Parents endorse good nutrition, but many bride, beg, coax and pressure their children to eat. As a result, nearly half of all children have eating problems. To avoid mealtime battles, many parents simply limit meals to foods they know their child will readily accept. In some cases, this may even mean that mom or dad prepares one meal for their picky eater, and another for the rest of the family. The problem is, catering to food preferences actually leads to poor food acceptance. This means the child becomes even less likely to try new foods when they are offered.
So what is the best approach? Should we force our children to try new foods? Should we coax them to eat their vegetables by promising dessert? As a Nutritionist and a parent, I fully understand the challenges parents face in getting healthy meals on the table and how frustrating it can be when a child refuses to eat. But, with more than a decade of experience working with families, I can assure you there are some clear evidence-based “do’s” and “don’t” when it comes to feeding kids.
Following these 7 simple rules will help put your mind at ease and ensure you are doing everything you can to help your child lay the foundation for healthy life long eating habits.
Understand your role in the parent-child feeding relationship.
Raising good eaters starts with fostering healthy eating habits from an early age. To do this you first must understand your role as a parent in the parent-child feeding relationship. Parents are responsible for what, when and where their child eats. The child is responsible for deciding how much and whether they eat.
Offer nutritious foods.

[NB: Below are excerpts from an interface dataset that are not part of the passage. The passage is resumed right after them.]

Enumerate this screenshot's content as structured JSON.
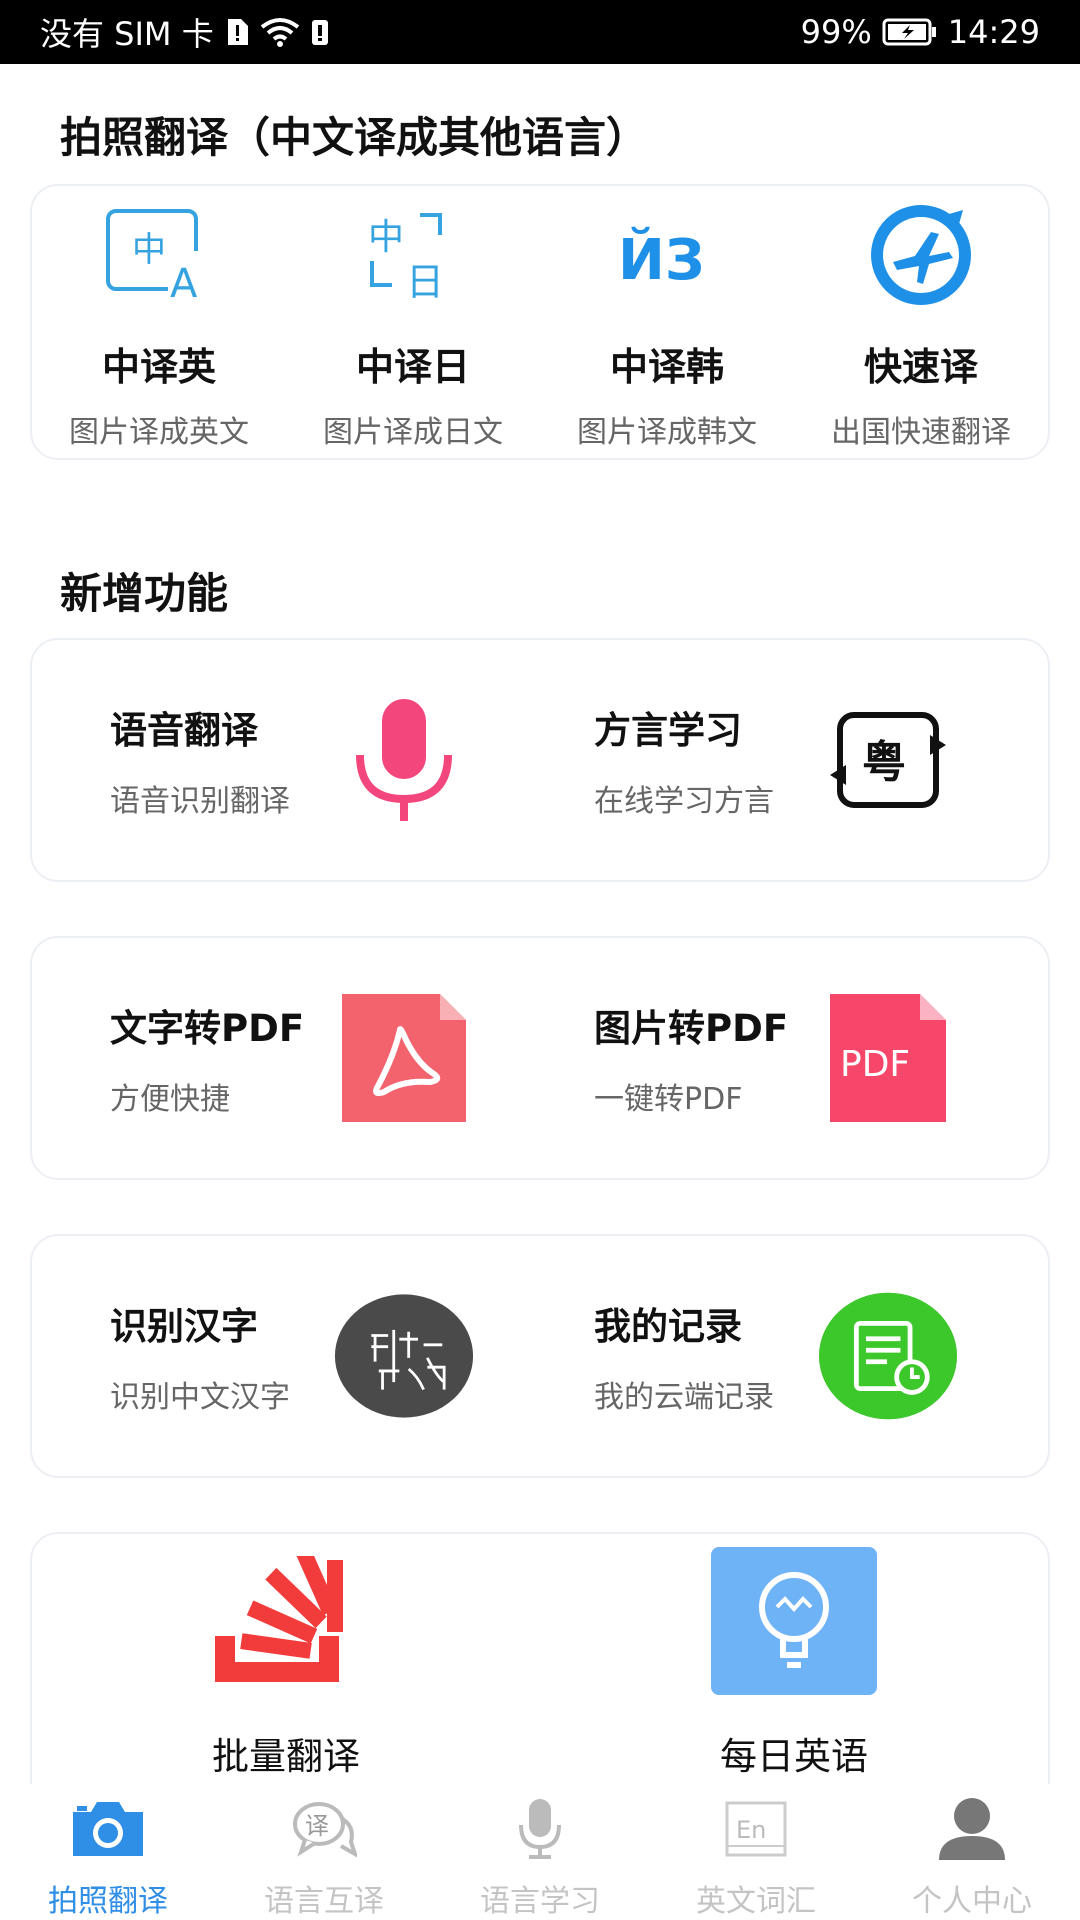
{
  "status_bar": {
    "carrier": "没有 SIM 卡",
    "battery": "99%",
    "time": "14:29"
  },
  "photo_section": {
    "title": "拍照翻译（中文译成其他语言）",
    "items": [
      {
        "label": "中译英",
        "sub": "图片译成英文",
        "icon": "zh-en-icon"
      },
      {
        "label": "中译日",
        "sub": "图片译成日文",
        "icon": "zh-ja-icon"
      },
      {
        "label": "中译韩",
        "sub": "图片译成韩文",
        "icon": "zh-ko-icon"
      },
      {
        "label": "快速译",
        "sub": "出国快速翻译",
        "icon": "airplane-icon"
      }
    ]
  },
  "new_section": {
    "title": "新增功能",
    "rows": [
      [
        {
          "title": "语音翻译",
          "sub": "语音识别翻译",
          "icon": "microphone-icon",
          "color": "#f2467c"
        },
        {
          "title": "方言学习",
          "sub": "在线学习方言",
          "icon": "dialect-icon",
          "glyph": "粤"
        }
      ],
      [
        {
          "title": "文字转PDF",
          "sub": "方便快捷",
          "icon": "acrobat-file-icon",
          "color": "#f2636e"
        },
        {
          "title": "图片转PDF",
          "sub": "一键转PDF",
          "icon": "pdf-file-icon",
          "glyph": "PDF",
          "color": "#f6476a"
        }
      ],
      [
        {
          "title": "识别汉字",
          "sub": "识别中文汉字",
          "icon": "chinese-char-icon",
          "color": "#4a4a4a"
        },
        {
          "title": "我的记录",
          "sub": "我的云端记录",
          "icon": "record-icon",
          "color": "#3cc72a"
        }
      ]
    ]
  },
  "bottom_card": {
    "items": [
      {
        "label": "批量翻译",
        "icon": "stack-icon",
        "color": "#f23c3c"
      },
      {
        "label": "每日英语",
        "icon": "lightbulb-icon",
        "color": "#6fb3f7"
      }
    ]
  },
  "tabs": [
    {
      "label": "拍照翻译",
      "icon": "camera-icon",
      "active": true
    },
    {
      "label": "语言互译",
      "icon": "chat-translate-icon",
      "glyph": "译",
      "active": false
    },
    {
      "label": "语言学习",
      "icon": "microphone-icon",
      "active": false
    },
    {
      "label": "英文词汇",
      "icon": "english-book-icon",
      "glyph": "En",
      "active": false
    },
    {
      "label": "个人中心",
      "icon": "person-icon",
      "active": false
    }
  ],
  "colors": {
    "accent": "#2f8ee6",
    "photo_icon_blue": "#35a3e0",
    "tab_inactive": "#c4c4c4"
  }
}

As a parent, your role is to choose and prepare nutritious foods for your child. Offer regular nutritious meals and snacks throughout the day. Feeding on demand works well for infants, but not se well for toddlers and young children. Young children need a bit of structure around meal and snack times, as they often don’t know what they will eat until its actually laid out in front of them.

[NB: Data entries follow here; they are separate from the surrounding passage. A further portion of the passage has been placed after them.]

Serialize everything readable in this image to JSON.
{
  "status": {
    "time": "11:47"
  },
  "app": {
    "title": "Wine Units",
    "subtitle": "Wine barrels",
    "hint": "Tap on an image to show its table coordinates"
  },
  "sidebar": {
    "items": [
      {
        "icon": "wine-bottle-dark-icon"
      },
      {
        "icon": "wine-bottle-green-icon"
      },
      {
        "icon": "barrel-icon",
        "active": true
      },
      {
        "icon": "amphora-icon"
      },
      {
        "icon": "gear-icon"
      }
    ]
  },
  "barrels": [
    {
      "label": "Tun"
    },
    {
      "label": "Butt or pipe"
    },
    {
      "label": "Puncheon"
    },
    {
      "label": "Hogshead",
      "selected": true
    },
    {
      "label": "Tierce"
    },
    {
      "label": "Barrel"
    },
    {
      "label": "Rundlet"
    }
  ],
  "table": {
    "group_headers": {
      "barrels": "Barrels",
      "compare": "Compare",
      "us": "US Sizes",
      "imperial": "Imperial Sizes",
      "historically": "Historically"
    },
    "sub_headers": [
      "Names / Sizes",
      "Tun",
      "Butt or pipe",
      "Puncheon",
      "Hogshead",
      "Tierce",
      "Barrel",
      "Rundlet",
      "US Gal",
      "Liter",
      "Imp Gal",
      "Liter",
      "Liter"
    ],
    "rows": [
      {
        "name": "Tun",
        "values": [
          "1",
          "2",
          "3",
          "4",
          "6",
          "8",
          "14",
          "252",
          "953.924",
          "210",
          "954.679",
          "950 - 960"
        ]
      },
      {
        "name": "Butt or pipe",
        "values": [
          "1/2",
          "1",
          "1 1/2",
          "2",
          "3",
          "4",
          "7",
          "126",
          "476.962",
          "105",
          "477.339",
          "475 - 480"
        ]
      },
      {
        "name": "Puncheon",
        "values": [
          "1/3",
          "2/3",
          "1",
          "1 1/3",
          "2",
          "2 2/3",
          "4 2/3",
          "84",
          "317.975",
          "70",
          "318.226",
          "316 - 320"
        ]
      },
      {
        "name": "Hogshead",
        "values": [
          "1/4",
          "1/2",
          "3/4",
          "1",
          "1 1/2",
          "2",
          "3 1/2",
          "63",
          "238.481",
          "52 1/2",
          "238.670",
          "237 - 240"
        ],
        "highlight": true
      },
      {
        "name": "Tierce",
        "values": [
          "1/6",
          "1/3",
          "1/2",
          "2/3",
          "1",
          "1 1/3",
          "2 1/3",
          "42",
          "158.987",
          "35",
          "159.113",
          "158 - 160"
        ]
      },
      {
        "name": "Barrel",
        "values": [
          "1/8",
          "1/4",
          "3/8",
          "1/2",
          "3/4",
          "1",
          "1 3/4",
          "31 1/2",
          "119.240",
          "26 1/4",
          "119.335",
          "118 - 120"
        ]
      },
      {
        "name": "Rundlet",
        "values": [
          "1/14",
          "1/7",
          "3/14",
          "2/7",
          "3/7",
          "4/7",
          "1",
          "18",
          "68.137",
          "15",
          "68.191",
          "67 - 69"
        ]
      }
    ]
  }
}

Offer new foods often.
Children are naturally skeptical and cautious about new foods. Encourage, but never force, a child to touch, taste and smell new foods. Children learn to like new foods by having them served repeatedly. Young child learn to like new foods when they see their friends and family eating these foods, by tasting them many times, and by sharing these foods with someone they trust.
Make mealtime pleasant.

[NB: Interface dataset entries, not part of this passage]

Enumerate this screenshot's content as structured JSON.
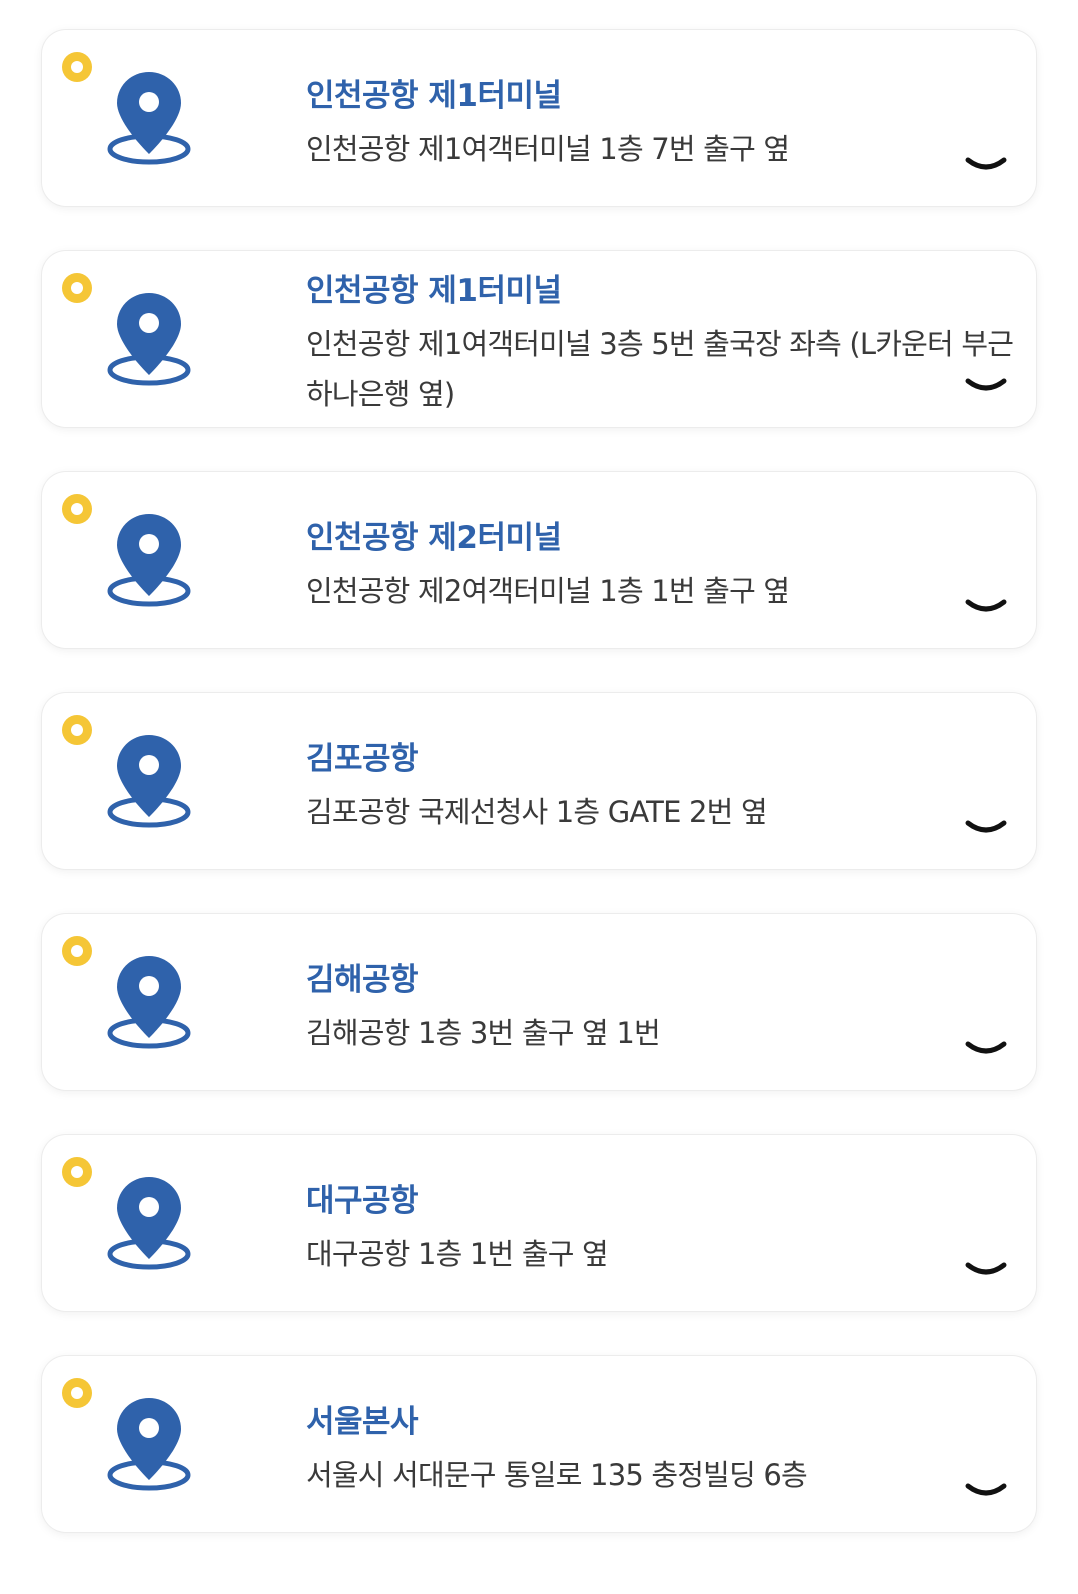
{
  "theme": {
    "title_color": "#2f62ab",
    "pin_color": "#2f62ab",
    "dot_color": "#f5c636",
    "address_color": "#3a3a3a"
  },
  "locations": [
    {
      "title": "인천공항 제1터미널",
      "address": "인천공항 제1여객터미널 1층 7번 출구 옆",
      "icon": "map-pin-icon",
      "toggle_icon": "chevron-down-icon"
    },
    {
      "title": "인천공항 제1터미널",
      "address": "인천공항 제1여객터미널 3층 5번 출국장 좌측 (L카운터 부근 하나은행 옆)",
      "icon": "map-pin-icon",
      "toggle_icon": "chevron-down-icon"
    },
    {
      "title": "인천공항 제2터미널",
      "address": "인천공항 제2여객터미널 1층 1번 출구 옆",
      "icon": "map-pin-icon",
      "toggle_icon": "chevron-down-icon"
    },
    {
      "title": "김포공항",
      "address": "김포공항 국제선청사 1층 GATE 2번 옆",
      "icon": "map-pin-icon",
      "toggle_icon": "chevron-down-icon"
    },
    {
      "title": "김해공항",
      "address": "김해공항 1층 3번 출구 옆 1번",
      "icon": "map-pin-icon",
      "toggle_icon": "chevron-down-icon"
    },
    {
      "title": "대구공항",
      "address": "대구공항 1층 1번 출구 옆",
      "icon": "map-pin-icon",
      "toggle_icon": "chevron-down-icon"
    },
    {
      "title": "서울본사",
      "address": "서울시 서대문구 통일로 135 충정빌딩 6층",
      "icon": "map-pin-icon",
      "toggle_icon": "chevron-down-icon"
    }
  ]
}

Sit and eat with your child at mealtime. Minimize distractions by turning of the tv or other electronics. Use mealtime as an opportunity to share, learn and spend time together.
Encourage your child to eat but never force them.
Don’t force, beg, coax or bribe your child to eat. Children are born with the natural ability to know how much they need to eat. Their internal sense of hunger, appetite and fullness is stronger than adults, and they will eat the right amount to grow properly.
Never Use Food to Reinforce Behaviour.
Using food as a reward, or withholding it as a punishment, teaches children that food is associated with an action, rather than hunger. This can teach children to prefer some foods over others and can alter children’s natural ability to respond to internal cues that allow them to know when they are hungry and when they are full. Trust that your child will eat when he is hungry and stop when he is full.
Be a good role model.
Show children what they need to learn about food and mealtime behaviour. Role model healthy eating behaviours and positive attitudes towards food.
To learn more about how you can help your child develop healthy eating habits visit www.ellynsatterinstitute.org.
Canadian Registered Dietitian/ Nutritionist